## [Action item]
Find all lines below containing the string "title" and return them.

## [Records from a data source]
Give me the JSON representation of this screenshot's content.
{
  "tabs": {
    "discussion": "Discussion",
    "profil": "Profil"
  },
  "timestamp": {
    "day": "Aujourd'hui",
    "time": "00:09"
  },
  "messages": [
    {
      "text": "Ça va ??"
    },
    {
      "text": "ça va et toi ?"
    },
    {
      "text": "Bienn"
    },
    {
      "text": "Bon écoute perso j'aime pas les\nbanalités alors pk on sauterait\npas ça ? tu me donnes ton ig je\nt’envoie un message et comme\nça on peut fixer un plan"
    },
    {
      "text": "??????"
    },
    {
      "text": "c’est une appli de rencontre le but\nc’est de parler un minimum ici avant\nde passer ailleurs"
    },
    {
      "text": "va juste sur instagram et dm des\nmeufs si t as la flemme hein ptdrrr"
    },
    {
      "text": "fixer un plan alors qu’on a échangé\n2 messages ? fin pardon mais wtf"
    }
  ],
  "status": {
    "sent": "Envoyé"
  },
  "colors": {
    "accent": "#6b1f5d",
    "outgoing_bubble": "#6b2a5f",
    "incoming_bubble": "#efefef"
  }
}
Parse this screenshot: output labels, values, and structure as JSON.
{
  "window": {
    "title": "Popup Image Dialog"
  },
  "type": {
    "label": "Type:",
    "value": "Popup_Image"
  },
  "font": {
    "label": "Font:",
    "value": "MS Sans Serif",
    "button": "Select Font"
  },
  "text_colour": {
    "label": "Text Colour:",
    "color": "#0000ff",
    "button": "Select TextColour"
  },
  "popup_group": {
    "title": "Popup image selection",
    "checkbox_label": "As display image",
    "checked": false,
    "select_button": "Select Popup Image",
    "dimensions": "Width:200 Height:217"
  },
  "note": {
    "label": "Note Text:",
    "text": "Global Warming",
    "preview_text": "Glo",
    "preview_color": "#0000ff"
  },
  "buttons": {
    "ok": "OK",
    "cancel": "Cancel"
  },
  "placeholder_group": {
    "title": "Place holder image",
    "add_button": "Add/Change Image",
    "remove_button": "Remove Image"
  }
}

## [Written answer]
    "title": "Popup Image Dialog"
    "title": "Popup image selection",
    "title": "Place holder image",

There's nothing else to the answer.